  • Changed the default previewTemplate. Check out the new one in the layout section.
  • Using an already included SVG instead of a PNG spritemap (the CSS file is now the only additional file that you need to include)

Version 3.0

This is not a changelog. Only compatibility problems are listed.
  • All classes are prefixed with dz- now to prevent clashing with other CSS definitions
  • The way previewTemplate is defined has changed. You have to provide data-dz-* elements now
  • If the server returns JSON, it will be parsed for error messages as well
  • There’s a dict* option for all of the visible messages
  • Lots of minor fixes and changes

Version 2.0

This is not a changelog. Only compatibility problems are listed.

Starting with version 2.0, Dropzone no longer depends on jQuery, but Dropzone still registers itself as a jQuery module if available.

That means that creating your Dropzones like this still works:

$("#my-dropzone").dropzone({ /* options */ });

If you create your Dropzones with the normal constructor though, you have to pass either the raw HTMLElement, or a selector string. So those versions all work:

// With jQuery 
new Dropzone($("#my-dropzone").get(0));
// Without jQuery 
new Dropzone("#my-dropzone");
new Dropzone(document.querySelector("#my-dropzone"));

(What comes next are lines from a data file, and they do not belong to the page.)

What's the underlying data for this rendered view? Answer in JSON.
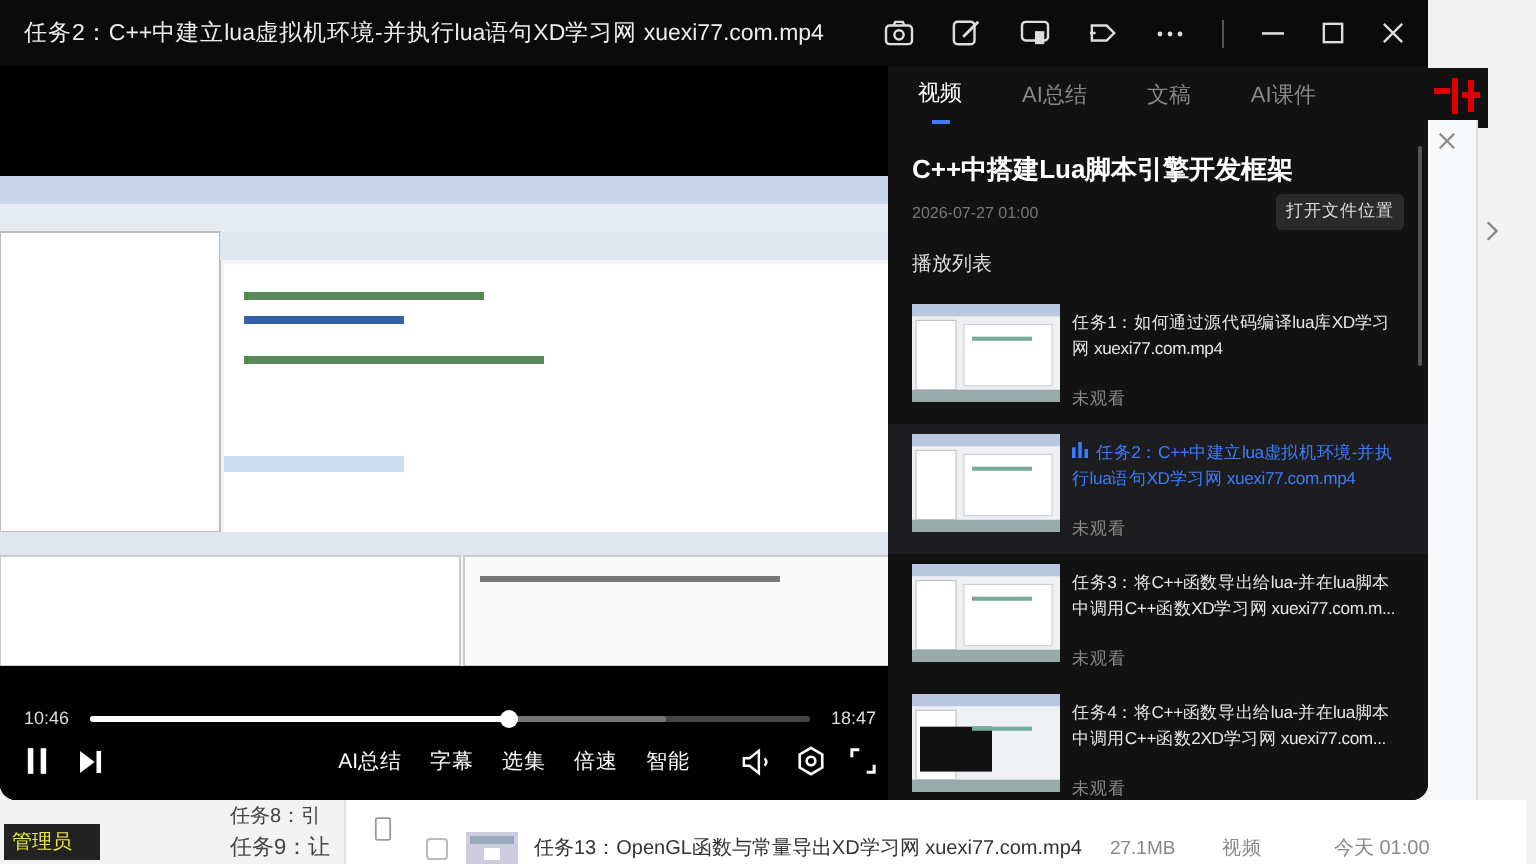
{
  "window": {
    "title": "任务2：C++中建立lua虚拟机环境-并执行lua语句XD学习网 xuexi77.com.mp4"
  },
  "player": {
    "elapsed": "10:46",
    "duration": "18:47",
    "level": 0.58,
    "playing": true,
    "buttons": [
      "AI总结",
      "字幕",
      "选集",
      "倍速",
      "智能"
    ]
  },
  "panel": {
    "tabs": [
      {
        "label": "视频",
        "selected": true
      },
      {
        "label": "AI总结",
        "selected": false
      },
      {
        "label": "文稿",
        "selected": false
      },
      {
        "label": "AI课件",
        "selected": false
      }
    ],
    "course_title": "C++中搭建Lua脚本引擎开发框架",
    "date": "2026-07-27 01:00",
    "open_button": "打开文件位置",
    "playlist_heading": "播放列表",
    "items": [
      {
        "title": "任务1：如何通过源代码编译lua库XD学习网 xuexi77.com.mp4",
        "status": "未观看",
        "selected": false
      },
      {
        "title": "任务2：C++中建立lua虚拟机环境-并执行lua语句XD学习网 xuexi77.com.mp4",
        "status": "未观看",
        "selected": true
      },
      {
        "title": "任务3：将C++函数导出给lua-并在lua脚本中调用C++函数XD学习网 xuexi77.com.m...",
        "status": "未观看",
        "selected": false
      },
      {
        "title": "任务4：将C++函数导出给lua-并在lua脚本中调用C++函数2XD学习网 xuexi77.com...",
        "status": "未观看",
        "selected": false
      }
    ]
  },
  "background": {
    "badge": "管理员",
    "tasks": [
      "任务8：引",
      "任务9：让"
    ],
    "file_row": {
      "checked": false,
      "name": "任务13：OpenGL函数与常量导出XD学习网 xuexi77.com.mp4",
      "size": "27.1MB",
      "type": "视频",
      "time": "今天 01:00"
    }
  }
}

Another thing that changed, is that Dropzone no longer stores its instances inside the element’s data property. So to get a dropzone for an element do this now:

// DEPRECATED, do not use: 
$("#my-dropzone").data("dropzone"); // won't work anymore 
// Do this now: 
Dropzone.forElement(element); // Providing a raw HTMLElement 
// or 
Dropzone.forElement("#my-dropzone"); // Providing a selector string. 

Why another library?

I realize that there are already other libraries out there but the reason I decided to write my own are the following:

  • I didn't want it to be too big, and to cumbersome to dive into.
  • I want to design my own elements. I only want to register callbacks so I can update my elements accordingly.
  • Big files should get uploaded without a problem.
  • I wanted a callback for image previews, that don't kill the browser if too many too big images are viewed.
  • I want to use the latest API of browsers. I don't care if it falls back to the normal upload form if the browser is too old.
  • I don't think that it's necessary anymore to depend on libraries such as jQuery (especially when providing functionality that isn't available in old browsers anyway).

MIT License

See LICENSE file